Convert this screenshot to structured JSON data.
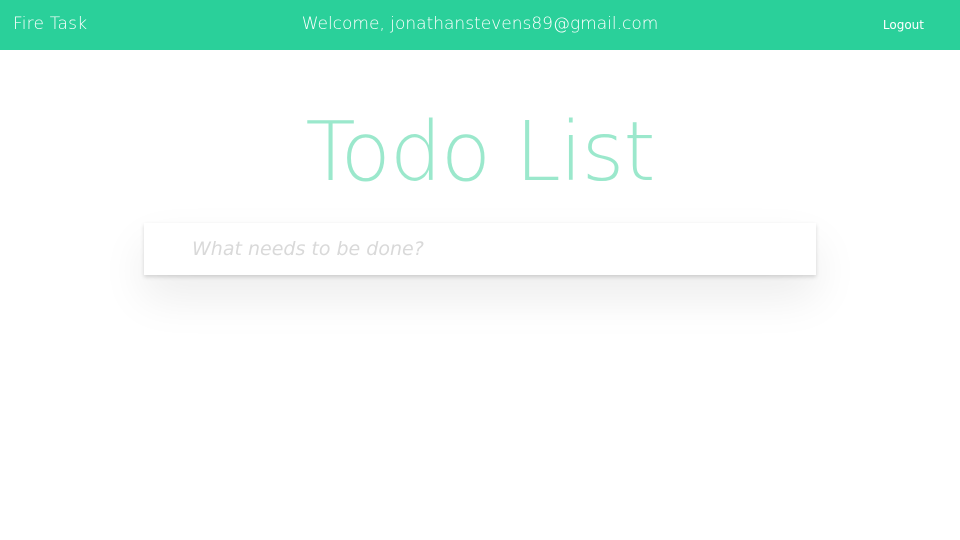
{
  "navbar": {
    "brand": "Fire Task",
    "welcome": "Welcome, jonathanstevens89@gmail.com",
    "logout_label": "Logout",
    "background_color": "#2ad09a"
  },
  "main": {
    "title": "Todo List",
    "title_color": "#9be8cc",
    "new_todo": {
      "value": "",
      "placeholder": "What needs to be done?"
    }
  }
}
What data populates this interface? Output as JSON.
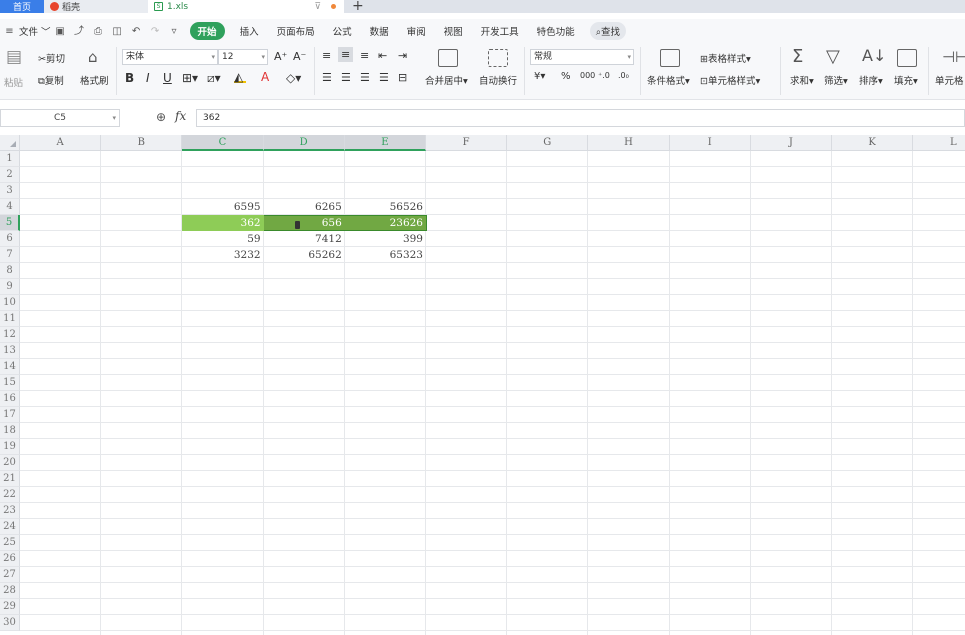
{
  "tabs": {
    "home": "首页",
    "daoke": "稻壳",
    "file": "1.xls"
  },
  "menu": {
    "file": "文件",
    "items": [
      "开始",
      "插入",
      "页面布局",
      "公式",
      "数据",
      "审阅",
      "视图",
      "开发工具",
      "特色功能"
    ],
    "active_index": 0,
    "search": "查找"
  },
  "ribbon": {
    "paste": "粘贴",
    "cut": "剪切",
    "copy": "复制",
    "format_painter": "格式刷",
    "font_name": "宋体",
    "font_size": "12",
    "merge_center": "合并居中",
    "wrap_text": "自动换行",
    "number_format": "常规",
    "conditional_format": "条件格式",
    "table_style": "表格样式",
    "cell_style": "单元格样式",
    "sum": "求和",
    "filter": "筛选",
    "sort": "排序",
    "fill": "填充",
    "cell": "单元格",
    "colors": {
      "accent": "#2fa15c",
      "font_color": "#e03030",
      "fill_color": "#f2c200"
    }
  },
  "formula_bar": {
    "cell_ref": "C5",
    "value": "362"
  },
  "sheet": {
    "columns": [
      "A",
      "B",
      "C",
      "D",
      "E",
      "F",
      "G",
      "H",
      "I",
      "J",
      "K",
      "L"
    ],
    "highlighted_columns": [
      "C",
      "D",
      "E"
    ],
    "rows": [
      "1",
      "2",
      "3",
      "4",
      "5",
      "6",
      "7",
      "8",
      "9",
      "10",
      "11",
      "12",
      "13",
      "14",
      "15",
      "16",
      "17",
      "18",
      "19",
      "20",
      "21",
      "22",
      "23",
      "24",
      "25",
      "26",
      "27",
      "28",
      "29",
      "30"
    ],
    "highlighted_row": "5",
    "cells": [
      {
        "ref": "C4",
        "value": "6595"
      },
      {
        "ref": "D4",
        "value": "6265"
      },
      {
        "ref": "E4",
        "value": "56526"
      },
      {
        "ref": "C5",
        "value": "362"
      },
      {
        "ref": "D5",
        "value": "656"
      },
      {
        "ref": "E5",
        "value": "23626"
      },
      {
        "ref": "C6",
        "value": "59"
      },
      {
        "ref": "D6",
        "value": "7412"
      },
      {
        "ref": "E6",
        "value": "399"
      },
      {
        "ref": "C7",
        "value": "3232"
      },
      {
        "ref": "D7",
        "value": "65262"
      },
      {
        "ref": "E7",
        "value": "65323"
      }
    ],
    "selection_fill": "#71a843",
    "active_fill": "#8ecc57"
  }
}
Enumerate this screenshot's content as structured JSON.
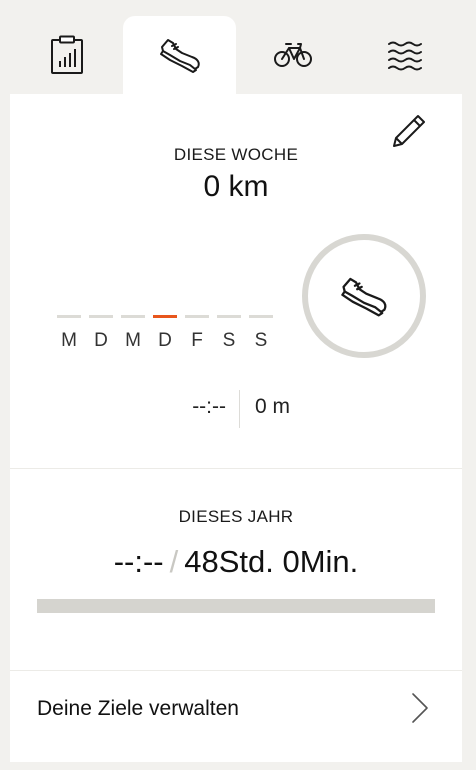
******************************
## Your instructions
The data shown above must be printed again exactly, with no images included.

## Written solution
Convert this screenshot to structured JSON data.
{
  "navbar": {
    "brand": "Fire Task",
    "welcome": "Welcome, jonathanstevens89@gmail.com",
    "logout_label": "Logout",
    "background_color": "#2ad09a"
  },
  "main": {
    "title": "Todo List",
    "title_color": "#9be8cc",
    "new_todo": {
      "value": "",
      "placeholder": "What needs to be done?"
    }
  }
}
What data populates this interface? Output as JSON.
{
  "tabs": {
    "home": "首页",
    "daoke": "稻壳",
    "file": "1.xls"
  },
  "menu": {
    "file": "文件",
    "items": [
      "开始",
      "插入",
      "页面布局",
      "公式",
      "数据",
      "审阅",
      "视图",
      "开发工具",
      "特色功能"
    ],
    "active_index": 0,
    "search": "查找"
  },
  "ribbon": {
    "paste": "粘贴",
    "cut": "剪切",
    "copy": "复制",
    "format_painter": "格式刷",
    "font_name": "宋体",
    "font_size": "12",
    "merge_center": "合并居中",
    "wrap_text": "自动换行",
    "number_format": "常规",
    "conditional_format": "条件格式",
    "table_style": "表格样式",
    "cell_style": "单元格样式",
    "sum": "求和",
    "filter": "筛选",
    "sort": "排序",
    "fill": "填充",
    "cell": "单元格",
    "colors": {
      "accent": "#2fa15c",
      "font_color": "#e03030",
      "fill_color": "#f2c200"
    }
  },
  "formula_bar": {
    "cell_ref": "C5",
    "value": "362"
  },
  "sheet": {
    "columns": [
      "A",
      "B",
      "C",
      "D",
      "E",
      "F",
      "G",
      "H",
      "I",
      "J",
      "K",
      "L"
    ],
    "highlighted_columns": [
      "C",
      "D",
      "E"
    ],
    "rows": [
      "1",
      "2",
      "3",
      "4",
      "5",
      "6",
      "7",
      "8",
      "9",
      "10",
      "11",
      "12",
      "13",
      "14",
      "15",
      "16",
      "17",
      "18",
      "19",
      "20",
      "21",
      "22",
      "23",
      "24",
      "25",
      "26",
      "27",
      "28",
      "29",
      "30"
    ],
    "highlighted_row": "5",
    "cells": [
      {
        "ref": "C4",
        "value": "6595"
      },
      {
        "ref": "D4",
        "value": "6265"
      },
      {
        "ref": "E4",
        "value": "56526"
      },
      {
        "ref": "C5",
        "value": "362"
      },
      {
        "ref": "D5",
        "value": "656"
      },
      {
        "ref": "E5",
        "value": "23626"
      },
      {
        "ref": "C6",
        "value": "59"
      },
      {
        "ref": "D6",
        "value": "7412"
      },
      {
        "ref": "E6",
        "value": "399"
      },
      {
        "ref": "C7",
        "value": "3232"
      },
      {
        "ref": "D7",
        "value": "65262"
      },
      {
        "ref": "E7",
        "value": "65323"
      }
    ],
    "selection_fill": "#71a843",
    "active_fill": "#8ecc57"
  }
}
Enumerate this screenshot's content as structured JSON.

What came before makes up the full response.